Colleges examine the former Soviet Union's enormous influence over global economic, political, social and environmental developments
(Feb. 10, 2004) GENEVA, N.Y.– A Russian winter carnival–including bonfires, snow sculpting, food, music and dancing–will set the mood for an intensive investigation into the former Soviet Union's continuing impact worldwide.
The symposium, “Aftershocks: How the Soviet Collapse is Reshaping the World,” takes place Tuesday, Feb. 24, on the Hobart and William Smith campus. Four experts will present discussions on issues ranging from finances to ethnic conflict.
Nancy Ries presents “Coping with Violence in Conditions of Social Upheaval,” focusing on the effects of poverty, crime and the mafia on contemporary Russian life. Ries is director of the Peace Studies Program and associate professor of anthropology at Colgate University, and the author of the Heldt Prize-winning book “Russian Talk: Culture and Conversation During Perestroika.” Her lecture is at 10:20 a.m. in the Geneva Room.

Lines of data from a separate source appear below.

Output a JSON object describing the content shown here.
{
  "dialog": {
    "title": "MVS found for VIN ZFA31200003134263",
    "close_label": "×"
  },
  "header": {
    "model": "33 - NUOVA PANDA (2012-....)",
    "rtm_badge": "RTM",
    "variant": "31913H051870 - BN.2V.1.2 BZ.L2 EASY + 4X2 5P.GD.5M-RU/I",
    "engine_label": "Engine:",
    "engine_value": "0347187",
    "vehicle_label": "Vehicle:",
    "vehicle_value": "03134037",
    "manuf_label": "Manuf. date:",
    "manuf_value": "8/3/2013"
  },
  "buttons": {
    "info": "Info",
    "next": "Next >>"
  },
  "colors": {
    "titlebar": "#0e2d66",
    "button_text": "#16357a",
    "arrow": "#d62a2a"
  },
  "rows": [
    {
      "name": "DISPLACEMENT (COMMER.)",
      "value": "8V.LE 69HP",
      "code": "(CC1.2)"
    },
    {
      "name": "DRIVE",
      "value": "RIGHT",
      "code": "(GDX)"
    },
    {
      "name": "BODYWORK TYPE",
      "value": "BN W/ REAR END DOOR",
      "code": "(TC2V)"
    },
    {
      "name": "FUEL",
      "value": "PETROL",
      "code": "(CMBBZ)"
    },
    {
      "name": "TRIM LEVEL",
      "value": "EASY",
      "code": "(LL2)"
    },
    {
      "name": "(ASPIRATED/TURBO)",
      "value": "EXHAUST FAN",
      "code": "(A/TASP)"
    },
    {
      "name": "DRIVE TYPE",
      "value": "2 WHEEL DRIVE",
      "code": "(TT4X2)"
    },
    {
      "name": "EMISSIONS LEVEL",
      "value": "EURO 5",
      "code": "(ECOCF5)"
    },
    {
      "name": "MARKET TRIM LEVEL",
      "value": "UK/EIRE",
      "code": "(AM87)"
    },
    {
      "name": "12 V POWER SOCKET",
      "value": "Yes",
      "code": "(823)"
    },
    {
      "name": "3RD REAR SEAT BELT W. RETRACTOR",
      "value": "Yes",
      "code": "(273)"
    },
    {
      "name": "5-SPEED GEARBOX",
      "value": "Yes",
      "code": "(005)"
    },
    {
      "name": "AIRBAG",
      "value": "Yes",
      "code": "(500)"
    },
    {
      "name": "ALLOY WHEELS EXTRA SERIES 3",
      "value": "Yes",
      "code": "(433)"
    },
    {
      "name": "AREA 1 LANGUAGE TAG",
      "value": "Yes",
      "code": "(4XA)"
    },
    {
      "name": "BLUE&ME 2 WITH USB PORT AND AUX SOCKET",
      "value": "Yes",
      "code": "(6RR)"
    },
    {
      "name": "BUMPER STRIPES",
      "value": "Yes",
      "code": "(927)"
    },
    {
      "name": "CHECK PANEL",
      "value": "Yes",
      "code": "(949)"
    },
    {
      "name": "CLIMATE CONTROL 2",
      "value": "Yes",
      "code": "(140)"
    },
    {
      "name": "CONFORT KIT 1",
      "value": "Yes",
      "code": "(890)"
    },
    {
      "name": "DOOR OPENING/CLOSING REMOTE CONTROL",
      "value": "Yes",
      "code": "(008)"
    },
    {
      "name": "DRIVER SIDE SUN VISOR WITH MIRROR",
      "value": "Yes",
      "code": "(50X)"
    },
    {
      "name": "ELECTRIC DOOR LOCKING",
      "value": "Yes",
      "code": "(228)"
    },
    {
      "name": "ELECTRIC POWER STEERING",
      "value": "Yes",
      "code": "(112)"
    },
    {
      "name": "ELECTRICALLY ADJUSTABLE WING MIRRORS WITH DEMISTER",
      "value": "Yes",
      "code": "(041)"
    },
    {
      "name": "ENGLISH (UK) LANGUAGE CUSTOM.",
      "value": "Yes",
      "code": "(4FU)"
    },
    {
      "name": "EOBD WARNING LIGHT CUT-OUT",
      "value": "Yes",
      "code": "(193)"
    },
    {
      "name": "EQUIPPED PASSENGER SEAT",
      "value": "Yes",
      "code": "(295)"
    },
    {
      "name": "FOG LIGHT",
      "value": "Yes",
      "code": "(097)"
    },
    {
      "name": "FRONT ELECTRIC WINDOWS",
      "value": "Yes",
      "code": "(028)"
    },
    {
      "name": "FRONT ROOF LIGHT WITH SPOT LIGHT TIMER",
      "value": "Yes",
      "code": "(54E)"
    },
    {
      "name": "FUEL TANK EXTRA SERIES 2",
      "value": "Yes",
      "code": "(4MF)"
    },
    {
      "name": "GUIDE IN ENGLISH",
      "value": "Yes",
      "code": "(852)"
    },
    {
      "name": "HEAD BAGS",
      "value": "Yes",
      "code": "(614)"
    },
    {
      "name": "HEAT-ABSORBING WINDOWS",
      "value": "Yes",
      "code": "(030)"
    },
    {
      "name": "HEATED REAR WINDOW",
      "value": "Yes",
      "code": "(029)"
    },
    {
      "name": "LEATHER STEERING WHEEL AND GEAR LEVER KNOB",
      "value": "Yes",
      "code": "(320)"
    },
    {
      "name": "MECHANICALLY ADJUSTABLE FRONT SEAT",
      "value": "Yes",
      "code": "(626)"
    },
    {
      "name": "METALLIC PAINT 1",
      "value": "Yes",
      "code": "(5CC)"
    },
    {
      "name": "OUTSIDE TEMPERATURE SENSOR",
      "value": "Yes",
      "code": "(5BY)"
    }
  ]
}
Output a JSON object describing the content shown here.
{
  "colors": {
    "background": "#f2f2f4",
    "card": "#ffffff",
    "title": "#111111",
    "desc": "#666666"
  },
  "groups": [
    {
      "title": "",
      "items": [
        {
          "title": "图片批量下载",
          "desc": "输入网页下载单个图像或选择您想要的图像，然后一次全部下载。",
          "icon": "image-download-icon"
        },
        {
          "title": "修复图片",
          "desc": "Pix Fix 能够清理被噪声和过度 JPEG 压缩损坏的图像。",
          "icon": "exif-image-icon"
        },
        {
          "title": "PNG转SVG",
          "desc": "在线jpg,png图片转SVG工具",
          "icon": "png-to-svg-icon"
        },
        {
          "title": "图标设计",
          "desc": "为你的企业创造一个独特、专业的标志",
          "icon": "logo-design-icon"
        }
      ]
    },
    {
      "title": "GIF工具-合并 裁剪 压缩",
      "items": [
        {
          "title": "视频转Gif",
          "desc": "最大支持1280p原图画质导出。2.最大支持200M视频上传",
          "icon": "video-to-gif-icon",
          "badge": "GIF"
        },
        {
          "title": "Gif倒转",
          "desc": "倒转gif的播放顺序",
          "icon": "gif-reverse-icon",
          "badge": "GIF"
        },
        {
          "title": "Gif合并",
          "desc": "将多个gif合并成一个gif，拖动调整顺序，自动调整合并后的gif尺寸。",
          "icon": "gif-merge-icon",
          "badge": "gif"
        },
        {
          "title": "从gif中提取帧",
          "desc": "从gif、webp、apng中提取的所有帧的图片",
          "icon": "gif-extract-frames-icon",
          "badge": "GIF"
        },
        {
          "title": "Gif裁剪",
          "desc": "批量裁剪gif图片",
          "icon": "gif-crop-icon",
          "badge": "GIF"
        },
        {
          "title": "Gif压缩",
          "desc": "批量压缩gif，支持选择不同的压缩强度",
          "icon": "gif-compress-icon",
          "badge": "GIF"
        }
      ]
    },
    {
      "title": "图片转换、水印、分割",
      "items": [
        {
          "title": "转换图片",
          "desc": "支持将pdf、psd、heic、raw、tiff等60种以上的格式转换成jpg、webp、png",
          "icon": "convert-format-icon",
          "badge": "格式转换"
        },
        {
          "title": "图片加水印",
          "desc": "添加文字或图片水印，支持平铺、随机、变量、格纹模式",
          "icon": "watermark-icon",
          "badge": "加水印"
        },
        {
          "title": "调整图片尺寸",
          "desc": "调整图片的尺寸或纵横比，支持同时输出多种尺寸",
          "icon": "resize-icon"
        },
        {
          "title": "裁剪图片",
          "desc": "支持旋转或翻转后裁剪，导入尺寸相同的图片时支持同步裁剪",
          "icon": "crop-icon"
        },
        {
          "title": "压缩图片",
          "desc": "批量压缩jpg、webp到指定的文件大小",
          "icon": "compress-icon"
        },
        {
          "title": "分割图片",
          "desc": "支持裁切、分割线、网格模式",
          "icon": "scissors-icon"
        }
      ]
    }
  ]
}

At noon, in the Faculty Dining Room of the Scandling Center, Christine Loomis presents “Fostering Financial Markets and Entrepreneurship in Russia.” She will discuss her work with businesses and high-growth entrepreneurs. Loomis was senior vice president and director of the Bank Partner Program of the U.S.-Russia Investment Fund in Moscow from 1996 until 2002. She is a member of the Professional Advisory Council of the Harriman Institute at Columbia University.
Georgi Derluguian, assistant professor of sociology and international studies at Northwestern University, is a world-systems theorist with extensive research experience in Africa, the Caucuses, and Central Asia. His work deals with the way political transformation affects ethnic and global conflict, in the former Soviet Union and around the world. Derluguian will present “Soviet Collapse, Ethnic Conflict and Implications for Third World Development” at 1:30 p.m. in Albright Auditorium.
The concluding lecturer is world renowned journalist and author Ahmed Rashid. Rashid covers Pakistan, Afghanistan and Central Asia for the Wall Street Journal and London's Daily Telegraph. He is the author of the national best-seller “Taliban,” and most recently, “Jihad.” Rashid's talk, “Post 9/11 Power Rivalry in Central Asia and the War on Terrorism,” begins at 7:30 p.m. in Albright Auditorium.
Two student panels also have been organized: “Russian Environmental Issues: Aral Sea, Lake Baikal, and Limits on Agriculture” at 8:45 a.m. in Coxe Hall, Room 8; and “Old and New Religious Issues in Russia: Tolerance, the State, and Marginal Religiosity” at 3 p.m. in the Fisher Center.
For more information on the Feb. 24 events, visit the HWS Web site at http://www.hws.edu/academics/hwsday/.